**ASSIGNED TASK**
Would you return all of this data exactly, leaving nothing out?

**PROVIDED ENTRIES**
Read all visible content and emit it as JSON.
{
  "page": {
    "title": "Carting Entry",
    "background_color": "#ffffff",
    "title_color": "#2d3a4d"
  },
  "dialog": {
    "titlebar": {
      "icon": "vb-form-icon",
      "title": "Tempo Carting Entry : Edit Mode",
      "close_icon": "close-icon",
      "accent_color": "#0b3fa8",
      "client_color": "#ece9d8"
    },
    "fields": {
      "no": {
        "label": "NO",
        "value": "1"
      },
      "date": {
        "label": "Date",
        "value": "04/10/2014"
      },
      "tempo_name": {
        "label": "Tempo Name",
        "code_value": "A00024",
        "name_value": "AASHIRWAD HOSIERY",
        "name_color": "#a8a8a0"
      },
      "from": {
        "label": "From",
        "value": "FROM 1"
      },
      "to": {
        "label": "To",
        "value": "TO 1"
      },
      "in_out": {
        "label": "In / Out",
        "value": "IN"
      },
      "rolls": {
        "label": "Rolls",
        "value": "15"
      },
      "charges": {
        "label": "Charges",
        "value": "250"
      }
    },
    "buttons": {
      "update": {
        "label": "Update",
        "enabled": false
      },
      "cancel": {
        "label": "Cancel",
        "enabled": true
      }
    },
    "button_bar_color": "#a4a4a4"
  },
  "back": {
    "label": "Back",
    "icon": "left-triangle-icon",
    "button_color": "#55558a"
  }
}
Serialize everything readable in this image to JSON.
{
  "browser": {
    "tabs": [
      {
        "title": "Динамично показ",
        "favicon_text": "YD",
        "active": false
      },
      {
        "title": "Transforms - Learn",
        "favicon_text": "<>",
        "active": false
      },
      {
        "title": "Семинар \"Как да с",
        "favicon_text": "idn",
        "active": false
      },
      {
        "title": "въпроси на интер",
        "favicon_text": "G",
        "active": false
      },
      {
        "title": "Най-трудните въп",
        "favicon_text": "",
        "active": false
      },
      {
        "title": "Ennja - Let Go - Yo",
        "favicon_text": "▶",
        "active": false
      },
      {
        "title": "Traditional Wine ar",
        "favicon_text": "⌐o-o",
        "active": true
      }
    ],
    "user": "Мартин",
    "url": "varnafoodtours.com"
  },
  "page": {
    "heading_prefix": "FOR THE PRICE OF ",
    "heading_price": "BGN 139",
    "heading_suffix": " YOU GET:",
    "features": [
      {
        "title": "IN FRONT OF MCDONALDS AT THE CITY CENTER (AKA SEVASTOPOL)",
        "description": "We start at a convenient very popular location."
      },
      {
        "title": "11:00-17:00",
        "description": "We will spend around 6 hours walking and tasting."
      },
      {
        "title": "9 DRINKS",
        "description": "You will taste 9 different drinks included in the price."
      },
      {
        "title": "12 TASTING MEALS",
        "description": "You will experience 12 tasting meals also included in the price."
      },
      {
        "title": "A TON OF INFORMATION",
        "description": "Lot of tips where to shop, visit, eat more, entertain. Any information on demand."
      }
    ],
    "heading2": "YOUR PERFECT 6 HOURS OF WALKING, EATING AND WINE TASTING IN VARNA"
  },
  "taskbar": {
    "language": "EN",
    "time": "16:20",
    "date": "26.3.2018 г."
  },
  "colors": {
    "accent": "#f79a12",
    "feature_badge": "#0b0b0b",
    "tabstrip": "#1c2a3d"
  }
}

**COMPLETED EXERCISE**
Read all visible content and emit it as JSON.
{
  "page": {
    "title": "Carting Entry",
    "background_color": "#ffffff",
    "title_color": "#2d3a4d"
  },
  "dialog": {
    "titlebar": {
      "icon": "vb-form-icon",
      "title": "Tempo Carting Entry : Edit Mode",
      "close_icon": "close-icon",
      "accent_color": "#0b3fa8",
      "client_color": "#ece9d8"
    },
    "fields": {
      "no": {
        "label": "NO",
        "value": "1"
      },
      "date": {
        "label": "Date",
        "value": "04/10/2014"
      },
      "tempo_name": {
        "label": "Tempo Name",
        "code_value": "A00024",
        "name_value": "AASHIRWAD HOSIERY",
        "name_color": "#a8a8a0"
      },
      "from": {
        "label": "From",
        "value": "FROM 1"
      },
      "to": {
        "label": "To",
        "value": "TO 1"
      },
      "in_out": {
        "label": "In / Out",
        "value": "IN"
      },
      "rolls": {
        "label": "Rolls",
        "value": "15"
      },
      "charges": {
        "label": "Charges",
        "value": "250"
      }
    },
    "buttons": {
      "update": {
        "label": "Update",
        "enabled": false
      },
      "cancel": {
        "label": "Cancel",
        "enabled": true
      }
    },
    "button_bar_color": "#a4a4a4"
  },
  "back": {
    "label": "Back",
    "icon": "left-triangle-icon",
    "button_color": "#55558a"
  }
}
Serialize everything readable in this image to JSON.
{
  "browser": {
    "tabs": [
      {
        "title": "Динамично показ",
        "favicon_text": "YD",
        "active": false
      },
      {
        "title": "Transforms - Learn",
        "favicon_text": "<>",
        "active": false
      },
      {
        "title": "Семинар \"Как да с",
        "favicon_text": "idn",
        "active": false
      },
      {
        "title": "въпроси на интер",
        "favicon_text": "G",
        "active": false
      },
      {
        "title": "Най-трудните въп",
        "favicon_text": "",
        "active": false
      },
      {
        "title": "Ennja - Let Go - Yo",
        "favicon_text": "▶",
        "active": false
      },
      {
        "title": "Traditional Wine ar",
        "favicon_text": "⌐o-o",
        "active": true
      }
    ],
    "user": "Мартин",
    "url": "varnafoodtours.com"
  },
  "page": {
    "heading_prefix": "FOR THE PRICE OF ",
    "heading_price": "BGN 139",
    "heading_suffix": " YOU GET:",
    "features": [
      {
        "title": "IN FRONT OF MCDONALDS AT THE CITY CENTER (AKA SEVASTOPOL)",
        "description": "We start at a convenient very popular location."
      },
      {
        "title": "11:00-17:00",
        "description": "We will spend around 6 hours walking and tasting."
      },
      {
        "title": "9 DRINKS",
        "description": "You will taste 9 different drinks included in the price."
      },
      {
        "title": "12 TASTING MEALS",
        "description": "You will experience 12 tasting meals also included in the price."
      },
      {
        "title": "A TON OF INFORMATION",
        "description": "Lot of tips where to shop, visit, eat more, entertain. Any information on demand."
      }
    ],
    "heading2": "YOUR PERFECT 6 HOURS OF WALKING, EATING AND WINE TASTING IN VARNA"
  },
  "taskbar": {
    "language": "EN",
    "time": "16:20",
    "date": "26.3.2018 г."
  },
  "colors": {
    "accent": "#f79a12",
    "feature_badge": "#0b0b0b",
    "tabstrip": "#1c2a3d"
  }
}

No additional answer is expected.